What happened in the early days of ETS
When the EU’s Emission Trading Scheme started operating in January 2005, the price of CO2 emissions quickly reached a peak of near €30/ton. However, as early as April 2005, several countries reported that their emissions were below the number of permits that had been allocated. This trend continued into 2007, causing the price of a ton of CO2 to collapse to €0.10 by September . This collapse was not just caused by the fact that the regulators had issued too many emission permits in the first place, though that was a significant factor. The relatively high price on CO2 in 2005 and most of 2006 actually drove firms to reduce their emissions. As a result, overall emissions declined faster than expected, thereby exacerbating the oversupply problem. The price recovered in 2008 to an average of €21/ton as the EU began the second phase of the ETS program and all unused permits were reset to zero. Though the global recession has depressed the price over the last few years as economic output has dropped, the market for CO2 permits has remained relatively stable.
History repeating itself?
On April 21, 2013, The New York Times reported that Europe’s persisting economic and political difficulties had once again created another situation of too many permits being available for purchase by polluters (the EU began auctioning off the permits rather than giving them away at the beginning 2013). By April 16, the price had fallen to under €5. The situation got worse later that day after the EU Parliament refused to reduce the number of permits to shore up the price of CO2, citing concerns about increasing the cost of energy at a time of economic difficulty. As a result, the price of plunged further to €2.63 in the span of about 10 minutes. The price has crept up slightly since. However, the market is still perilously close to collapsing .
The Times notes that the current price of CO2 is too low to impact the behavior of entities that produce emissions. In addition, the current difficulties have further shaken the confidence of investors, traders, and banks in cap and trade, with as many as half of the early participants having already left the market . Furthermore, since the EU Parliament has refused to constrain the supply of permits, there is little else that can be done to shore up prices. It is also important to note that this problem is not just confined to the European carbon market. Many developing countries, including China, India, and Brazil, participate in the United Nations carbon market, where oversupply has caused the price of permits to plunge to €0.01 per metric ton of CO2 . This is even more alarming, as controlling the emissions of these countries is essential to combatting global climate change.
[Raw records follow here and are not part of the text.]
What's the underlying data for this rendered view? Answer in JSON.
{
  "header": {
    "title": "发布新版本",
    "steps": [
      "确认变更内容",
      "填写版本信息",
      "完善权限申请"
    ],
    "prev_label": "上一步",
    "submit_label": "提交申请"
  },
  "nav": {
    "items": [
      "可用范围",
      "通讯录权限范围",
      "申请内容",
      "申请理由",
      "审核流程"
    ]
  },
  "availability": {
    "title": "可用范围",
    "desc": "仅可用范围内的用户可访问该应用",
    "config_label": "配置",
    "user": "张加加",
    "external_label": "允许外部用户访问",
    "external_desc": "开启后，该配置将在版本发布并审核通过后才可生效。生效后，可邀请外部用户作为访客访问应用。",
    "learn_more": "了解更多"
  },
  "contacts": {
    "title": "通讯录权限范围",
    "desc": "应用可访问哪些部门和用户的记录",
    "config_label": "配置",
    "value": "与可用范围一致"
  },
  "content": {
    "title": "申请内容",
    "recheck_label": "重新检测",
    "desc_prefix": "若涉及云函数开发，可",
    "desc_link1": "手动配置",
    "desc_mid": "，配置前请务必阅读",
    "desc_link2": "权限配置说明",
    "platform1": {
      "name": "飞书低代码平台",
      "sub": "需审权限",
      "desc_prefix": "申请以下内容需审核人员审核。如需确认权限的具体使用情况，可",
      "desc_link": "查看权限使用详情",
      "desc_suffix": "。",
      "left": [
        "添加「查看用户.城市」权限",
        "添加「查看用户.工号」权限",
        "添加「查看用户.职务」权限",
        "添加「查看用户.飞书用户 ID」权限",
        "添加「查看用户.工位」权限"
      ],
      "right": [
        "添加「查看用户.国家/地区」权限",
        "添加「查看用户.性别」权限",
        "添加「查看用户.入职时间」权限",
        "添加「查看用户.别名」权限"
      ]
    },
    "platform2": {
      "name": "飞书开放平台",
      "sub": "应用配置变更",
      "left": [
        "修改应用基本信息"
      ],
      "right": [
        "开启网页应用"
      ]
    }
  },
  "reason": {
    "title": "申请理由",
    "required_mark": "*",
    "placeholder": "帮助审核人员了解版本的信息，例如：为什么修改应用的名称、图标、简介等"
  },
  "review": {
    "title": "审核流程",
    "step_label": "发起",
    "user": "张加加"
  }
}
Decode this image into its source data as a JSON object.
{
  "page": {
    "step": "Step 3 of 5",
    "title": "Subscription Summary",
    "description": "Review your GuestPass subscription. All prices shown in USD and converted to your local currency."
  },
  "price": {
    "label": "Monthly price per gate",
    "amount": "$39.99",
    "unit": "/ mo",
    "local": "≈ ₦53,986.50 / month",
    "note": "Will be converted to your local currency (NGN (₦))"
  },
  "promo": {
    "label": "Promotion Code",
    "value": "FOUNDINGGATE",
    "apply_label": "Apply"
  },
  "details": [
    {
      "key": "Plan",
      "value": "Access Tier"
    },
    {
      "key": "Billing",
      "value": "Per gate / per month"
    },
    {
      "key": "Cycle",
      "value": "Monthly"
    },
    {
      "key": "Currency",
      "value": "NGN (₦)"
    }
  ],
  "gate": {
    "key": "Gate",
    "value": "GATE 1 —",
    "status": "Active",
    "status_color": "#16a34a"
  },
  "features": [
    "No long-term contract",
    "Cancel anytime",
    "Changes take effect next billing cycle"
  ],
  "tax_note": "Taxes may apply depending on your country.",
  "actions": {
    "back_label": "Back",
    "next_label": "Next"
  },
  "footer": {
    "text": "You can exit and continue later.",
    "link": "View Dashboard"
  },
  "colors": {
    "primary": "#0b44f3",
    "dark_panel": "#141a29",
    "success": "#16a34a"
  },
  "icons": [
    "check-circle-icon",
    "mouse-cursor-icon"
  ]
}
Despite all this negative news in recent weeks, there is still some hope for cap and trade schemes. Since European utilities and other large companies are now legally required to buy permits, it is unlikely the market for carbon will ever completely collapse. However, changes must be made to the forecasts used for permit allocation to eliminate the problem of oversupply. It should be noted that there is definitive evidence that the system can work. When the price of CO2 allocations was high in 2007-2008, many companies decided to install pollution controls or switch to cleaner energy technologies. As a result, emissions dropped over that period, which was the ultimate goal of the program. However, in order for the problem of oversupply to be avoided in the future, the forecasting must take into account that the system itself may cause emissions to drop faster than expected. As the past few years have shown, that is not an easy thing to predict.